So what’s “mastery?” It’s a concept that goes by other names in other games but has become fairly common in free-to-play games. Basically, as you “level up,” you’ll earn rewards. And if you buy a special pass, you’ll get even more rewards. Above, I earn packs and red orbs by leveling up, and the gold locks on the bottom row are everything I would earn with the mastery pass, which costs 3,400 gems. Wouldn’t you know it, one of the gem bundles is exactly 3,400 gems and costs $19.99. But if you plan on playing a lot, it’s a good value. You’ll earn a lot of packs, gold, “foil” cards (animated), and even be reimbursed for some of your gems.
Regardless of whether you get the pass, you’ll also earn red orbs which you can slot into a mastery tree that unlocks color-specific cosmetic card options. This is honestly better than log-in rewards which are often so minor as to be almost worthless since you don’t even need to play to earn them. Mastery, at worst, is just more free packs for playing. You don’t even need to win.
Packs in Arena aren’t like the variety of packs that normal Magic uses (which has gotten much more complicated over the years). Each pack is made of 8 cards: 5 common, 2 uncommon, and 1 rare or mythic. Any of these cards has a chance to be replaced with a wild card of that rarity. These wilds can be cashed in at the collection screen in order to craft any card of that rarity. You also earn these wilds as you open packs.
One nice thing is that when buying packs, you can pick from any set available in Arena. That’s a lot to pick from. And there are some fun sets focused on specific themes like the Viking-inspired Kaldheim and the Dungeons & Dragons tie-in set which introduces some really neat mechanics like dungeons. The current set, Crimson Vow, is full of gothic horror tropes like vampires and werewolves.
Magic has continued to evolve over the years. It was fairly streamlined and easier to get into back when I played in high school during Judgement and Onslaught. I feel like it’s gone off the rails a bit. Getting into Magic after not having played since maybe 2015 with one of the previous digital releases, it feels like every other card now has a wall of text.

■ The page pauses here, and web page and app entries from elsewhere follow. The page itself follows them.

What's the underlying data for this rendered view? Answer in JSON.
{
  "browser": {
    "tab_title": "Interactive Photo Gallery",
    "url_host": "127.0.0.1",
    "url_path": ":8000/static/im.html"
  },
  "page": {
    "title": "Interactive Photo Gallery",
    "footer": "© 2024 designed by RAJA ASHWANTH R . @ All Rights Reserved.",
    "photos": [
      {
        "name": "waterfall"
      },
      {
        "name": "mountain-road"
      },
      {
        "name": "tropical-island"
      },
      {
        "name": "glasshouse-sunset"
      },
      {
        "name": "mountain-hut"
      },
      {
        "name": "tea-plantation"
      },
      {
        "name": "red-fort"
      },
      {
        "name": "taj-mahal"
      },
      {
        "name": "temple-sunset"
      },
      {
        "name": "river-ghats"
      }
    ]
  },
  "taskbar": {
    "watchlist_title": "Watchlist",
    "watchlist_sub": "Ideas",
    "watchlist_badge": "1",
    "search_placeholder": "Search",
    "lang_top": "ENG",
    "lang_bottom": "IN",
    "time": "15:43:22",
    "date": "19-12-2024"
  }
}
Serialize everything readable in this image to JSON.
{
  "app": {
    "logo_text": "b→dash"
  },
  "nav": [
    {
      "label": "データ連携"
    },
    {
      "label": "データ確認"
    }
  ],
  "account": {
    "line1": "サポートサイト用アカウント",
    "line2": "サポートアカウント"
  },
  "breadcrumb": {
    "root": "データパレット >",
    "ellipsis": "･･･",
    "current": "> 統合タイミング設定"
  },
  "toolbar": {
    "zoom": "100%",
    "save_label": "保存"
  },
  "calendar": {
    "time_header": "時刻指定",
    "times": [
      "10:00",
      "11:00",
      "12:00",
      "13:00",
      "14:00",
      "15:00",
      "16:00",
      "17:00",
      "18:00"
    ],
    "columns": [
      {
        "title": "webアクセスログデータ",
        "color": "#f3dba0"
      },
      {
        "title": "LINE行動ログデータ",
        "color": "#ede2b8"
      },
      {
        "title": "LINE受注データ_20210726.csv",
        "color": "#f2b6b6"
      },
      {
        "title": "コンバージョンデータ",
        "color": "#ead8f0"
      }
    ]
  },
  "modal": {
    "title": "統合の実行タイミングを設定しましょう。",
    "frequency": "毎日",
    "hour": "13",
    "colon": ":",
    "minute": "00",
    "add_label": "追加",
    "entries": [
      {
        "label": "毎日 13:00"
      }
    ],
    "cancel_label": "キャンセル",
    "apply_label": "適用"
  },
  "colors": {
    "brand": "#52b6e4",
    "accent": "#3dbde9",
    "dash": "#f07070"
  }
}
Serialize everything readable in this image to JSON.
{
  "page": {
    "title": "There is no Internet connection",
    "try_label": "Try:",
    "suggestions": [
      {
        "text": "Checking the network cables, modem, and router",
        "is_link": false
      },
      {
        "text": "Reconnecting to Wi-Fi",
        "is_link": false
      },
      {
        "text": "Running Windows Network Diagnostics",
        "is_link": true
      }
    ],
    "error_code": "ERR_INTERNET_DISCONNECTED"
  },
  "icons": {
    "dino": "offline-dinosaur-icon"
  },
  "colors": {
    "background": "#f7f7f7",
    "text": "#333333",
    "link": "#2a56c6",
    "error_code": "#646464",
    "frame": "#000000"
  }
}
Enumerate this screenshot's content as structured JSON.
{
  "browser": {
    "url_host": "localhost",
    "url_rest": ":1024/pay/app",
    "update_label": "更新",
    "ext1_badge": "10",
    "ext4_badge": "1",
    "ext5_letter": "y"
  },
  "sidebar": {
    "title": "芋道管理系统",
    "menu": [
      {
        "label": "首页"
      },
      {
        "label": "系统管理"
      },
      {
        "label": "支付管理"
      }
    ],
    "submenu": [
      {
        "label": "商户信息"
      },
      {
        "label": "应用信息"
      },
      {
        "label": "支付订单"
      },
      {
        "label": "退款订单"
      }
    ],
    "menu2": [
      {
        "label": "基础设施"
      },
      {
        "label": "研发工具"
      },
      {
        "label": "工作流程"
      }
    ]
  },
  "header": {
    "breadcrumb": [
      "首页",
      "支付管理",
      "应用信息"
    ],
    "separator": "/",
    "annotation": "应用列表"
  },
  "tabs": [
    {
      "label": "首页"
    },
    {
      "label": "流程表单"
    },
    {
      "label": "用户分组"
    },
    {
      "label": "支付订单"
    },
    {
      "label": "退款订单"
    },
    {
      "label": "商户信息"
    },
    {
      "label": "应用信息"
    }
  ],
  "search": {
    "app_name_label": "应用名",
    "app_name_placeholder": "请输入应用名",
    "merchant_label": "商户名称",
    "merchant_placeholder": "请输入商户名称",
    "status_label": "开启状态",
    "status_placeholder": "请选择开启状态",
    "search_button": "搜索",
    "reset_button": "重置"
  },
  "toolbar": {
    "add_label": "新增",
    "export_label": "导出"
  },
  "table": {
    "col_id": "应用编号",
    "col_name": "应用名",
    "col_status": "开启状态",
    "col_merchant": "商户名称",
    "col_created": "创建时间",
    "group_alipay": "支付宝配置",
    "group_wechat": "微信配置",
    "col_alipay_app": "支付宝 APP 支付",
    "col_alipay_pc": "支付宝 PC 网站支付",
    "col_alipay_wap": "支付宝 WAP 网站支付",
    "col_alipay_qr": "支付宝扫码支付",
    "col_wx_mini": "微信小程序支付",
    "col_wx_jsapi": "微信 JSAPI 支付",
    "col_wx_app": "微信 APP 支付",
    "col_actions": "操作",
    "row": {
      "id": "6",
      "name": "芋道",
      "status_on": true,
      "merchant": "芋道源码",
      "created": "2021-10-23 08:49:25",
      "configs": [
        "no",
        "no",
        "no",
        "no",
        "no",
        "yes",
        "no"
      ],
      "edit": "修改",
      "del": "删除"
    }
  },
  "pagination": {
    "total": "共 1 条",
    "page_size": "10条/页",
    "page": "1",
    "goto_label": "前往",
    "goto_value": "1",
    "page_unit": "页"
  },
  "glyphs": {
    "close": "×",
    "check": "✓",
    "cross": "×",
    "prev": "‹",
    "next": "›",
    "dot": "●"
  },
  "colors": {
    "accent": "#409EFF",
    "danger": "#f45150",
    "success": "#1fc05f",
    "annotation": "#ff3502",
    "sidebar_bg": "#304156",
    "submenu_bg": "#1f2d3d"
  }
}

Mythics are almost universally complicated. And some of the new mechanics are also complicated and create knotted interactions. And there are way more tokens than there used to be. +1/+1 counters are all over the place. Physical Magic must be a pain to play these days. At least the app handles the calculations and the piles of tokens and counters for you. That said, if you stick with it, you’ll get used to it, but that’s if you enjoy Magic. I honestly don’t know if Magic is that good to get into as a new player these days. It’s dense.
The app is at least very generous to free players. You can start earning packs quickly, and you get a LOT of cards from the free starters once they’re unlocked. And games can be pretty quick since the fiddliness of tapping and drawing and counting mana and calculating damage is all handled automatically. I’d say my average game is 10-15 minutes. Magic is still prone to its traditional problems. You might get mana-screwed or flooded. Your deck might draw in the wrong order and stall. You might get matched against your perfect counter. It happens, but it doesn’t take much of your time and your main rewards are for playing spells or attacking.
I think there’s enough here to enjoy as a casual player regardless of whether you end up spending money on the game. A solitaire format would be welcome, and there are useability improvements they could make, but it’s a good app. I’m already planning decks and saving up my wild cards so I can craft everything I need all at once. I might even spend money on the game.